The task - From the records below, take each line where the string "ГАКЕ" shows up and copy it.
---*---
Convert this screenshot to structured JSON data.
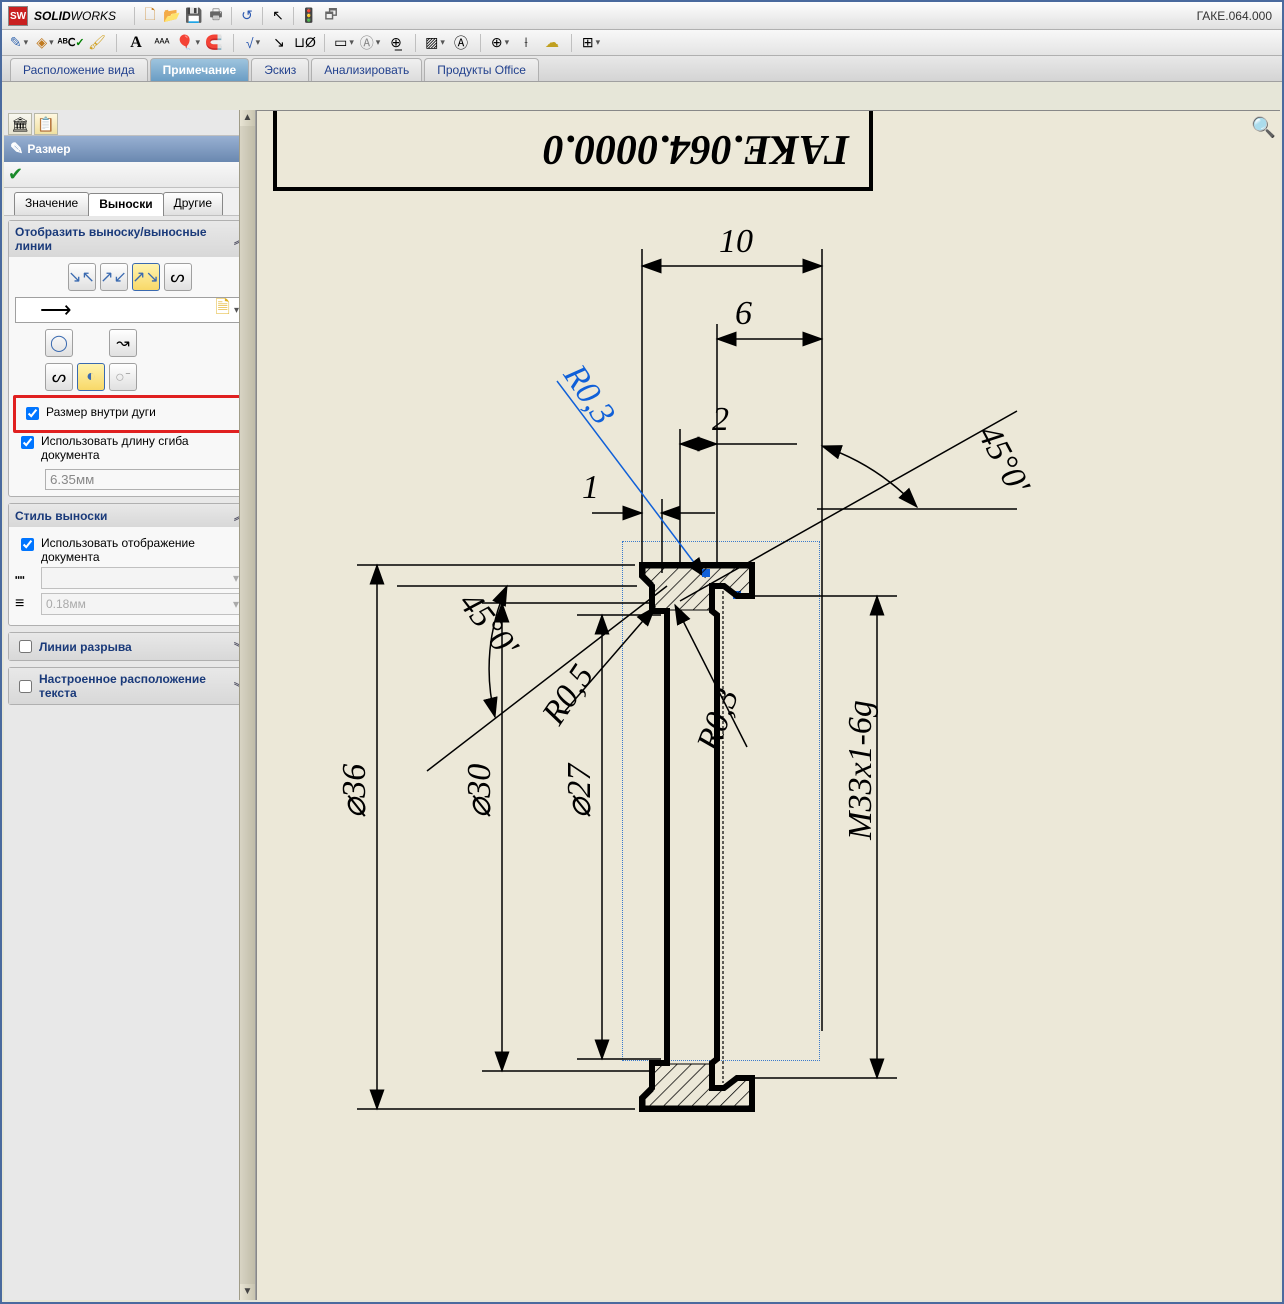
{
  "brand": {
    "b1": "SOLID",
    "b2": "WORKS"
  },
  "title_right": "ГАКЕ.064.000",
  "tabs": {
    "t1": "Расположение вида",
    "t2": "Примечание",
    "t3": "Эскиз",
    "t4": "Анализировать",
    "t5": "Продукты Office"
  },
  "prop_mgr": {
    "title": "Размер",
    "help": "?",
    "sub_tabs": {
      "value": "Значение",
      "leaders": "Выноски",
      "other": "Другие"
    },
    "group_leader_display": {
      "title": "Отобразить выноску/выносные линии",
      "check_dim_inside_arc": "Размер внутри дуги",
      "check_use_doc_bend": "Использовать длину сгиба документа",
      "bend_value": "6.35мм"
    },
    "group_leader_style": {
      "title": "Стиль выноски",
      "check_use_doc_display": "Использовать отображение документа",
      "thickness_value": "0.18мм"
    },
    "group_break": {
      "title": "Линии разрыва"
    },
    "group_custom_text": {
      "title": "Настроенное расположение текста"
    }
  },
  "drawing": {
    "title_block_text": "ГАКЕ.064.0000.0",
    "dim_10": "10",
    "dim_6": "6",
    "dim_2": "2",
    "dim_1": "1",
    "dim_R03_sel": "R0,3",
    "dim_R03": "R0,3",
    "dim_R05": "R0,5",
    "dim_45a": "45°0'",
    "dim_45b": "45°0'",
    "dim_d36": "36",
    "dim_d30": "30",
    "dim_d27": "27",
    "dim_thread": "M33x1-6g"
  }
}
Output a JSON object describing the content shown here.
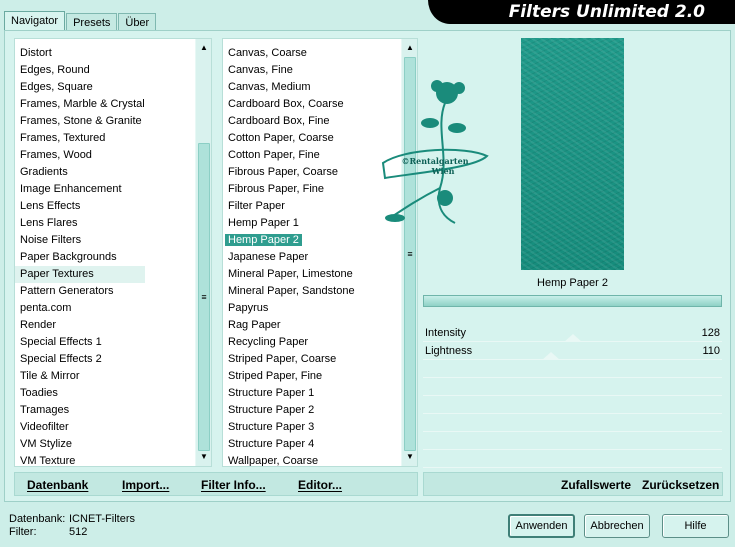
{
  "title": "Filters Unlimited 2.0",
  "tabs": [
    "Navigator",
    "Presets",
    "Über"
  ],
  "categories": [
    "Distort",
    "Edges, Round",
    "Edges, Square",
    "Frames, Marble & Crystal",
    "Frames, Stone & Granite",
    "Frames, Textured",
    "Frames, Wood",
    "Gradients",
    "Image Enhancement",
    "Lens Effects",
    "Lens Flares",
    "Noise Filters",
    "Paper Backgrounds",
    "Paper Textures",
    "Pattern Generators",
    "penta.com",
    "Render",
    "Special Effects 1",
    "Special Effects 2",
    "Tile & Mirror",
    "Toadies",
    "Tramages",
    "Videofilter",
    "VM Stylize",
    "VM Texture"
  ],
  "selected_category": "Paper Textures",
  "filters": [
    "Canvas, Coarse",
    "Canvas, Fine",
    "Canvas, Medium",
    "Cardboard Box, Coarse",
    "Cardboard Box, Fine",
    "Cotton Paper, Coarse",
    "Cotton Paper, Fine",
    "Fibrous Paper, Coarse",
    "Fibrous Paper, Fine",
    "Filter Paper",
    "Hemp Paper 1",
    "Hemp Paper 2",
    "Japanese Paper",
    "Mineral Paper, Limestone",
    "Mineral Paper, Sandstone",
    "Papyrus",
    "Rag Paper",
    "Recycling Paper",
    "Striped Paper, Coarse",
    "Striped Paper, Fine",
    "Structure Paper 1",
    "Structure Paper 2",
    "Structure Paper 3",
    "Structure Paper 4",
    "Wallpaper, Coarse"
  ],
  "selected_filter": "Hemp Paper 2",
  "preview": {
    "filter_name": "Hemp Paper 2",
    "watermark_lines": [
      "©Rentalgarten",
      "Wien"
    ]
  },
  "sliders": [
    {
      "label": "Intensity",
      "value": 128
    },
    {
      "label": "Lightness",
      "value": 110
    }
  ],
  "progress": 1.0,
  "left_buttons": [
    "Datenbank",
    "Import...",
    "Filter Info...",
    "Editor..."
  ],
  "right_buttons": [
    "Zufallswerte",
    "Zurücksetzen"
  ],
  "status": {
    "db_label": "Datenbank:",
    "db_value": "ICNET-Filters",
    "filter_label": "Filter:",
    "filter_value": "512"
  },
  "actions": [
    "Anwenden",
    "Abbrechen",
    "Hilfe"
  ],
  "colors": {
    "background": "#cdeee8",
    "accent": "#2f9d8f",
    "texture": "#1f9a8a",
    "banner": "#000000"
  }
}
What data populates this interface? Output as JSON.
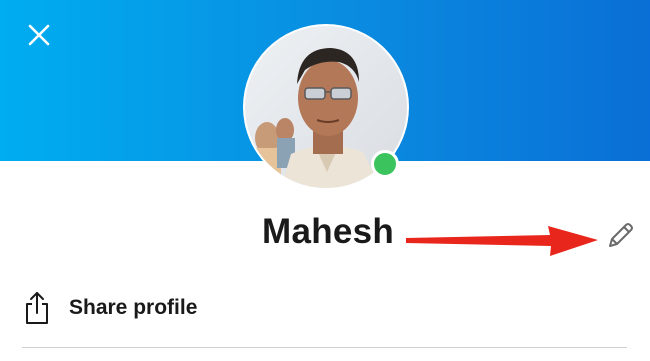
{
  "profile": {
    "display_name": "Mahesh",
    "status": "online",
    "header_color": "#0a8be0",
    "status_color": "#3bc45e"
  },
  "actions": {
    "share_label": "Share profile"
  },
  "icons": {
    "close": "close-icon",
    "edit": "pencil-icon",
    "share": "share-icon"
  },
  "annotation": {
    "arrow_color": "#e8261c"
  }
}
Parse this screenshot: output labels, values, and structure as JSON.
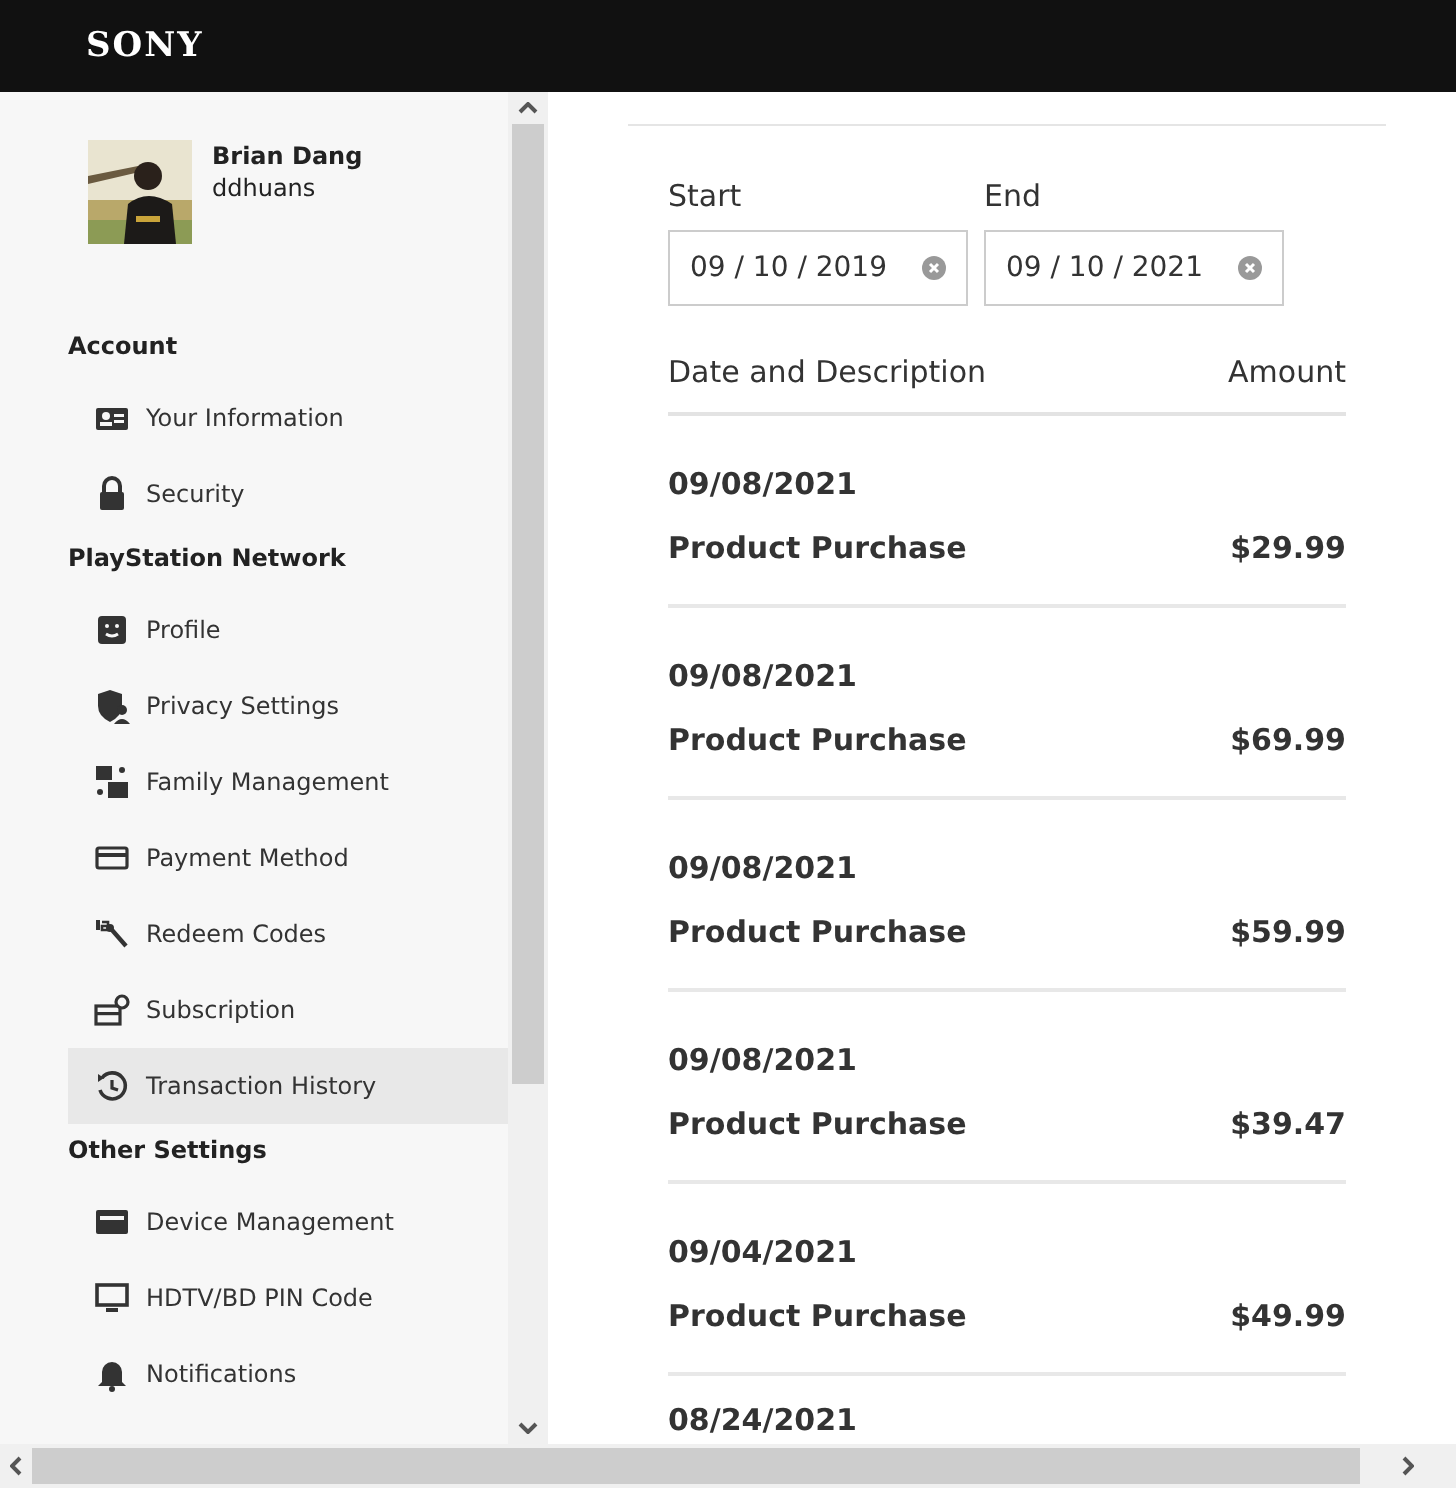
{
  "header": {
    "logo": "SONY"
  },
  "profile": {
    "name": "Brian Dang",
    "username": "ddhuans"
  },
  "sidebar": {
    "sections": [
      {
        "title": "Account",
        "items": [
          {
            "label": "Your Information",
            "selected": false
          },
          {
            "label": "Security",
            "selected": false
          }
        ]
      },
      {
        "title": "PlayStation Network",
        "items": [
          {
            "label": "Profile",
            "selected": false
          },
          {
            "label": "Privacy Settings",
            "selected": false
          },
          {
            "label": "Family Management",
            "selected": false
          },
          {
            "label": "Payment Method",
            "selected": false
          },
          {
            "label": "Redeem Codes",
            "selected": false
          },
          {
            "label": "Subscription",
            "selected": false
          },
          {
            "label": "Transaction History",
            "selected": true
          }
        ]
      },
      {
        "title": "Other Settings",
        "items": [
          {
            "label": "Device Management",
            "selected": false
          },
          {
            "label": "HDTV/BD PIN Code",
            "selected": false
          },
          {
            "label": "Notifications",
            "selected": false
          }
        ]
      }
    ]
  },
  "filters": [
    {
      "label": "Start",
      "value": "09 / 10 / 2019"
    },
    {
      "label": "End",
      "value": "09 / 10 / 2021"
    }
  ],
  "table": {
    "columns": [
      "Date and Description",
      "Amount"
    ],
    "rows": [
      {
        "date": "09/08/2021",
        "description": "Product Purchase",
        "amount": "$29.99"
      },
      {
        "date": "09/08/2021",
        "description": "Product Purchase",
        "amount": "$69.99"
      },
      {
        "date": "09/08/2021",
        "description": "Product Purchase",
        "amount": "$59.99"
      },
      {
        "date": "09/08/2021",
        "description": "Product Purchase",
        "amount": "$39.47"
      },
      {
        "date": "09/04/2021",
        "description": "Product Purchase",
        "amount": "$49.99"
      },
      {
        "date": "08/24/2021"
      }
    ]
  }
}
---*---
Task result -
  "title_right": "ГАКЕ.064.000",
    "title_block_text": "ГАКЕ.064.0000.0",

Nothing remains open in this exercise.